It's the same with secret buttons. It is easy to make totally indistinguishable secret buttons that must be pressed to be found at all. This doesn't play very well however. It's much better to make the button obvious when looked for, but very easy to miss if unsuspected. LoG1 went so far as to make the tiniest secret button only visible when faced directly, and when seen from the right hand side of the wall; the depth of the bricks covers the button from the left hand side.
Why should it concern itself with that? The player has the time to play—or they wouldn't be playing. Playing is an end unto itself, and the game should never be beholden to the player for anything other than delivering a worthy challenge. If it takes them an hour to figure their way past one room—or three, or thirteen... it makes no difference; they were playing the game, and their progress is up to them.
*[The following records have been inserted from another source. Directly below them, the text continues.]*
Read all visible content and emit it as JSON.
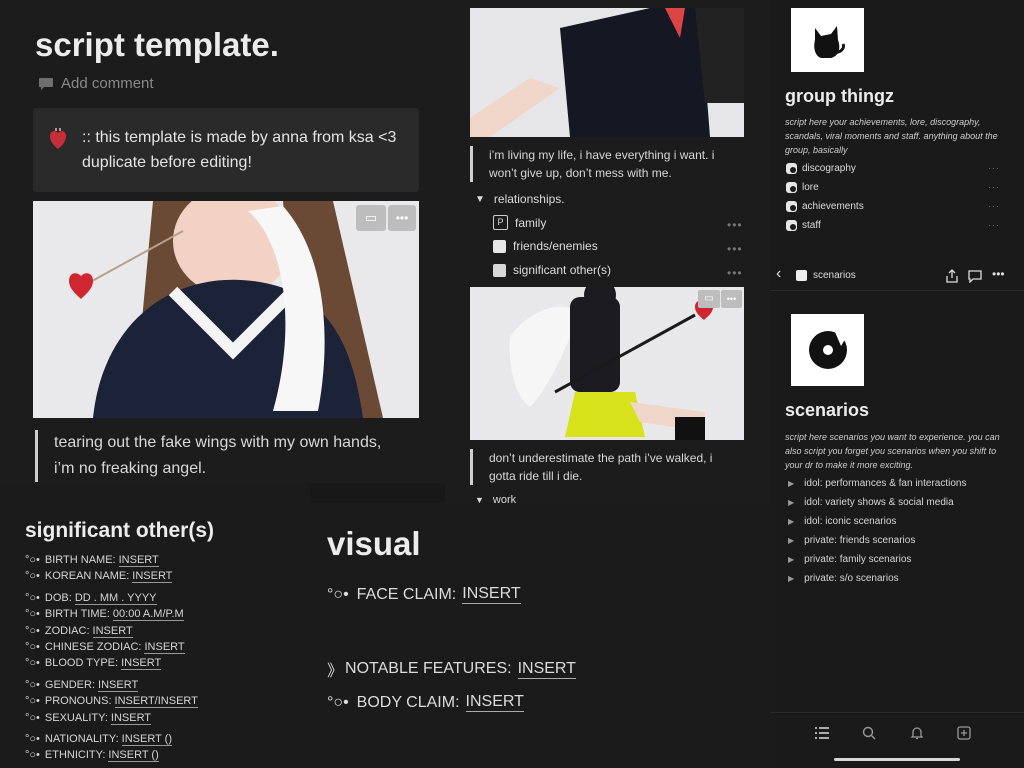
{
  "main": {
    "title": "script template.",
    "add_comment": "Add comment",
    "callout_icon": "anatomical-heart",
    "callout_text": ":: this template is made by anna from ksa <3 duplicate before editing!",
    "quote": "tearing out the fake wings with my own hands, i’m no freaking angel."
  },
  "middle": {
    "quote1": "i’m living my life, i have everything i want. i won’t give up, don’t mess with me.",
    "toggle_label": "relationships.",
    "items": [
      {
        "label": "family",
        "icon": "puzzle-icon"
      },
      {
        "label": "friends/enemies",
        "icon": "bookmark-icon"
      },
      {
        "label": "significant other(s)",
        "icon": "people-icon"
      }
    ],
    "more_dots": "•••",
    "quote2": "don’t underestimate the path i’ve walked, i gotta ride till i die.",
    "cut_label": "work"
  },
  "group": {
    "title": "group thingz",
    "description": "script here your achievements, lore, discography, scandals, viral moments and staff. anything about the group, basically",
    "items": [
      "discography",
      "lore",
      "achievements",
      "staff"
    ]
  },
  "scenarios": {
    "header_title": "scenarios",
    "title": "scenarios",
    "description": "script here scenarios you want to experience. you can also script you forget you scenarios when you shift to your dr to make it more exciting.",
    "items": [
      "idol: performances & fan interactions",
      "idol: variety shows & social media",
      "idol: iconic scenarios",
      "private: friends scenarios",
      "private: family scenarios",
      "private: s/o scenarios"
    ]
  },
  "significant_other": {
    "title": "significant other(s)",
    "prefix": "°○•",
    "groups": [
      [
        {
          "label": "BIRTH NAME:",
          "value": "INSERT"
        },
        {
          "label": "KOREAN NAME:",
          "value": "INSERT"
        }
      ],
      [
        {
          "label": "DOB:",
          "value": "DD . MM . YYYY"
        },
        {
          "label": "BIRTH TIME:",
          "value": "00:00 A.M/P.M"
        },
        {
          "label": "ZODIAC:",
          "value": "INSERT"
        },
        {
          "label": "CHINESE ZODIAC:",
          "value": "INSERT"
        },
        {
          "label": "BLOOD TYPE:",
          "value": "INSERT"
        }
      ],
      [
        {
          "label": "GENDER:",
          "value": "INSERT"
        },
        {
          "label": "PRONOUNS:",
          "value": "INSERT/INSERT"
        },
        {
          "label": "SEXUALITY:",
          "value": "INSERT"
        }
      ],
      [
        {
          "label": "NATIONALITY:",
          "value": "INSERT ()"
        },
        {
          "label": "ETHNICITY:",
          "value": "INSERT ()"
        }
      ]
    ]
  },
  "visual": {
    "title": "visual",
    "face_prefix": "°○•",
    "face_label": "FACE CLAIM:",
    "face_value": "INSERT",
    "notable_prefix": "》",
    "notable_label": "NOTABLE FEATURES:",
    "notable_value": "INSERT",
    "body_prefix": "°○•",
    "body_label": "BODY CLAIM:",
    "body_value": "INSERT"
  },
  "colors": {
    "background": "#1c1c1c",
    "callout": "#2a2a2a",
    "text": "#e6e6e6",
    "heart": "#c62e3a"
  }
}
I get the impression that you mean that the game (the designers of it) should be concerned with ensuring that the player's have speedy progress, and that their surprises are only pleasant, amusing, and/or non-frustrating ones, but that doesn't work for me. That's like a diet of nothing but sugar—and one quickly gets sick of it. There needs to be a varying mix (including the bitter)... or it's intolerable mush.
*I am reminded of that scene somewhere in the Matrix films, where the Architect tells of their past failures... by making their virtual world a paradise—an unbelievable one that could never be accepted as realistic.